Soldier X: I’m moving! (And stops at the same distance as soldier Y)
Soldier Y: Soldier X, ready your grenade before our attack!
Soldier X: (fumbles for a rock) Grenade ready!
Soldier Y: Throw the grenade!
Soldier X: *Throws*
Soldier Y: Open Fire!!!!!!
Boom boom, boom boom! I purposely didn’t wear my ear plugs for this, the sound of a fired weapon in an open field is so much more pleasant than in a shooting range where the echoes kill your hearing.
Soldier Y: Atttttaaaaccccckkkkkkk!!!!!!!!!!
Both charge in line with each other, guns blazing!
Soldier Y: Get down behind cover!
Everyone gets down.
Soldier Y: X, look behind us, status report!
Soldier X: I see four dead terrorists, two in X’s line of sight and two in Y’s.
Soldier Y: Status report on our health, I’m not injured, plenty of ammo.
Soldier X: repeats what he heard, and replies similarly.
This is one of many scenarios. They can happen differently. Maybe instead of us seeing the enemy first, they attack us from the beginning. In which case, everything happens with a lot more shooting and covering fire. In this case, maybe there needs to be a round of changing magazines especially before the big attack.
Maybe one of us is actually wounded, and the other needs to carry him somewhere else.
If a mistake is made, our commander would choose someone to be wounded after its all over and the other would have to carry him. For example, maybe
Y forgot to cover fire while X was running forward. Maybe X forgot to cover fire while Y was changing magazines.

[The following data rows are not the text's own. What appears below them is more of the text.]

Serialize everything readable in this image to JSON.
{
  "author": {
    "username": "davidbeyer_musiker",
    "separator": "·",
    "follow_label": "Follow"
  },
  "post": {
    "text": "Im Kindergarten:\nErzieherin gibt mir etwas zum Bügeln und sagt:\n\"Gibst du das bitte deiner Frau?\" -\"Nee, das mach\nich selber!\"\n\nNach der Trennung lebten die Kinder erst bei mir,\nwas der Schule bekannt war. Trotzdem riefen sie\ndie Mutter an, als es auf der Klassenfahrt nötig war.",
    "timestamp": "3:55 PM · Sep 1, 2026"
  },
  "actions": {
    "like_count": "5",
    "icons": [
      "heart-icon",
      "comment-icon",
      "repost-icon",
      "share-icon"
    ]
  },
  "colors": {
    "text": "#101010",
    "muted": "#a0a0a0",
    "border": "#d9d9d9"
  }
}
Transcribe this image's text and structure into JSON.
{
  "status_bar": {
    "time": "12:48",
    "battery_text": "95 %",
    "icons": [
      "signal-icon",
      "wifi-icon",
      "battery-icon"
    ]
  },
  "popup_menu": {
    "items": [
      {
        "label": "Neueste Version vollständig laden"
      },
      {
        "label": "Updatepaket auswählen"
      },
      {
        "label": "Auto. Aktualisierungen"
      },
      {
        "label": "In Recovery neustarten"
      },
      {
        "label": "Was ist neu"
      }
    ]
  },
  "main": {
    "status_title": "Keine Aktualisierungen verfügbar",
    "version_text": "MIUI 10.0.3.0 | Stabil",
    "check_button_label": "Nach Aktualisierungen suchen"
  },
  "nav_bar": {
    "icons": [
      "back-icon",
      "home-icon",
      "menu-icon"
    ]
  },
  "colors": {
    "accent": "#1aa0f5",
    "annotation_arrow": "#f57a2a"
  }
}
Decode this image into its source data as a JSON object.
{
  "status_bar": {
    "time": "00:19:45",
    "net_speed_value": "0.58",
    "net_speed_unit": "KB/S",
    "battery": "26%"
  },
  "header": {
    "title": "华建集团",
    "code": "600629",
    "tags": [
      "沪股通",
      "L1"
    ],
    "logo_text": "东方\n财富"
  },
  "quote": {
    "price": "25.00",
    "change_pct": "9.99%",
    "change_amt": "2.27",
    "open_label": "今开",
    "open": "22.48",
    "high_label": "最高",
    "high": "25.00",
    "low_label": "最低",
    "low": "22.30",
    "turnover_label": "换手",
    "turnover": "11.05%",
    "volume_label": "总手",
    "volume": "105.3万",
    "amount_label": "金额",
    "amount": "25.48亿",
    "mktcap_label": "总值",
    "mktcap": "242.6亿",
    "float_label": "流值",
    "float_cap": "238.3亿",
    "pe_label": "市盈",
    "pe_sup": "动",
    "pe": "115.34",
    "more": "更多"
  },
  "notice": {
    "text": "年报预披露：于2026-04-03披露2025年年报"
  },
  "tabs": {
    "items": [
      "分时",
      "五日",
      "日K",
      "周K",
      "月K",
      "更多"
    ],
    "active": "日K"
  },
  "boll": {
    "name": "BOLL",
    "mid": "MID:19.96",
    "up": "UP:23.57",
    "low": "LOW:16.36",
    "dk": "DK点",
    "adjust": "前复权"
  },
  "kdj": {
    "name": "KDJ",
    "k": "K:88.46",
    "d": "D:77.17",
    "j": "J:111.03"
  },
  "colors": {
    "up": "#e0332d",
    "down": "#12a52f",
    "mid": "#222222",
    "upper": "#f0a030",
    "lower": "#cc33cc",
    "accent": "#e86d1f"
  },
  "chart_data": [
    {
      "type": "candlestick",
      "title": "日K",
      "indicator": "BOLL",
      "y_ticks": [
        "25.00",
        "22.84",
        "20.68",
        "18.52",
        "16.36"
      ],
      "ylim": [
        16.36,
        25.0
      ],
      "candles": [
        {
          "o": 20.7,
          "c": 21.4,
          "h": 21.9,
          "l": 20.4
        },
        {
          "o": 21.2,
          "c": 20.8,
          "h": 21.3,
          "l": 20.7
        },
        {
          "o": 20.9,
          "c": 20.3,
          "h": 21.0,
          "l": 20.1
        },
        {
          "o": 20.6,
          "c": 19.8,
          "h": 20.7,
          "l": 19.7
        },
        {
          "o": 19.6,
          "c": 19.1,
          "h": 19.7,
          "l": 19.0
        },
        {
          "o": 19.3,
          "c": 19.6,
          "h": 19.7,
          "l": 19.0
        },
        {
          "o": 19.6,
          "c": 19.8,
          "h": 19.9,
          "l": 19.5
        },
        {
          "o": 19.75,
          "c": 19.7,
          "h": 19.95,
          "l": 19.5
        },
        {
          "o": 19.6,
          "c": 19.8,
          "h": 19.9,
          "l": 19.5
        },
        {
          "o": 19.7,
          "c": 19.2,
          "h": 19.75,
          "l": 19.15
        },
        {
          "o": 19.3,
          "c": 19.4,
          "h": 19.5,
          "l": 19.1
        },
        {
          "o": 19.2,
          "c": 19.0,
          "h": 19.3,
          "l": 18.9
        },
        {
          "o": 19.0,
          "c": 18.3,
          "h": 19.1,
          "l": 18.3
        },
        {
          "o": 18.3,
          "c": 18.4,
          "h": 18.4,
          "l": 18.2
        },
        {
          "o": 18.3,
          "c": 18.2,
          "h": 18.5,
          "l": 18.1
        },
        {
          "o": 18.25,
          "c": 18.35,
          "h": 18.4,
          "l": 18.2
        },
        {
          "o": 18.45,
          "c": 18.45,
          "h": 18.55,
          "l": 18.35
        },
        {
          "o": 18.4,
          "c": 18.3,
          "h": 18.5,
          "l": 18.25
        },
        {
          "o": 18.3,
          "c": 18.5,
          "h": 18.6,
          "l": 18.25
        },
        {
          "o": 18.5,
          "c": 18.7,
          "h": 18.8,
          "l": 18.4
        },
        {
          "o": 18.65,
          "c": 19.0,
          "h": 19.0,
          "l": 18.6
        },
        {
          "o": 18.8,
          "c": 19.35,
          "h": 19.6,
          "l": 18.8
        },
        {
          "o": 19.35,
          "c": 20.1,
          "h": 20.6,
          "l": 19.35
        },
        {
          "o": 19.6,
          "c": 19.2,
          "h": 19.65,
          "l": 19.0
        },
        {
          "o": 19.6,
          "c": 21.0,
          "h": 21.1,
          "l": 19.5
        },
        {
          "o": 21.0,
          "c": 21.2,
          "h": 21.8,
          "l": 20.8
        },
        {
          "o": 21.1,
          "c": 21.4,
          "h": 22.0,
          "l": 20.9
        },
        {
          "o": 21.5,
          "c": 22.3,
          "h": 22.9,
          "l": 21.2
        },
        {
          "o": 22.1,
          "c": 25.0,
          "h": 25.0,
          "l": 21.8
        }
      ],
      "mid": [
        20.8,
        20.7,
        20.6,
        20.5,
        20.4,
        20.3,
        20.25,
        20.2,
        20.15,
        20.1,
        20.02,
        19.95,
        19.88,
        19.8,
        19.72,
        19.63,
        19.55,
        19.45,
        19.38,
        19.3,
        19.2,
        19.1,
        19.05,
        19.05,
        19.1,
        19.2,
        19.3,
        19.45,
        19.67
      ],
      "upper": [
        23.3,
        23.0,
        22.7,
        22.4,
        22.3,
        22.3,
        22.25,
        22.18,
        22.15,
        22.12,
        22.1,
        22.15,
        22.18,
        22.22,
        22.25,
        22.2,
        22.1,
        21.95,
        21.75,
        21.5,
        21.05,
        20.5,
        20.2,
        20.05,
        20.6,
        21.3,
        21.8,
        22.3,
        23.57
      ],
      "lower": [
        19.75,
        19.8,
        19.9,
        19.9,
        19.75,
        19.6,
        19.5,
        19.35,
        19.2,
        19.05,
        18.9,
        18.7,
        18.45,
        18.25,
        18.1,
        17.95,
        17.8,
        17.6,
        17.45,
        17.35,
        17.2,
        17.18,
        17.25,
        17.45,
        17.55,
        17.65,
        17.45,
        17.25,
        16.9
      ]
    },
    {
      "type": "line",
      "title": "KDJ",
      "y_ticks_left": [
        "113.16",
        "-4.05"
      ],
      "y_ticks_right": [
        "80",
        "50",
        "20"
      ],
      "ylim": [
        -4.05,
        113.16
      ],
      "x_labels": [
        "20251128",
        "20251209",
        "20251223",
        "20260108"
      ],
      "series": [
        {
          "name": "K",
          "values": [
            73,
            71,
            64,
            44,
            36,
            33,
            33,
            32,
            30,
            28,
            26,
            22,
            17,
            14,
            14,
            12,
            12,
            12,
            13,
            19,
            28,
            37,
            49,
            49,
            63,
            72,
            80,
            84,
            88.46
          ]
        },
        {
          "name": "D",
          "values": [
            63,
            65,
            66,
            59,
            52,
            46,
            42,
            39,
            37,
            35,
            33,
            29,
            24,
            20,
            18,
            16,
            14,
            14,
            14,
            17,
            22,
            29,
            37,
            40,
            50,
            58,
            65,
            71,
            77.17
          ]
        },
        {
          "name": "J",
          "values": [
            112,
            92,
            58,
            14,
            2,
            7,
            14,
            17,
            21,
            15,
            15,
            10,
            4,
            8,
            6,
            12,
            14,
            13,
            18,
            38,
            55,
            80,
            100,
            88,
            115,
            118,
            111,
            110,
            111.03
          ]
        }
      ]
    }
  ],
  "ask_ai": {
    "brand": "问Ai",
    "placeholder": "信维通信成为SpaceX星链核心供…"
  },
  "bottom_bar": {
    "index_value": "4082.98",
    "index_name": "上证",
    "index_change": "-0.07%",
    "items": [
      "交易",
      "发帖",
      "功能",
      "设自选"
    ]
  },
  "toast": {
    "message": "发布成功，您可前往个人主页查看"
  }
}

Maybe x provided cover fire while Y was running ahead of him, allowing for possible friendly fire.
For any of this, our commander would decide who is wounded and whom would carry whom.
It was fun. At one point I had the nagging desire to shout, as the leader:
“Holy crap, 48 terrorists in everyone’s line of sight! X what do you do!? What do we do!? I want to be X! I want to be X!”
But I fought that desire.
So, yeah, we did that for three days. Also there was Krav Maga. And the fur of an eaten goat was laying around wherever I went…no idea what ate it, but I was jealous.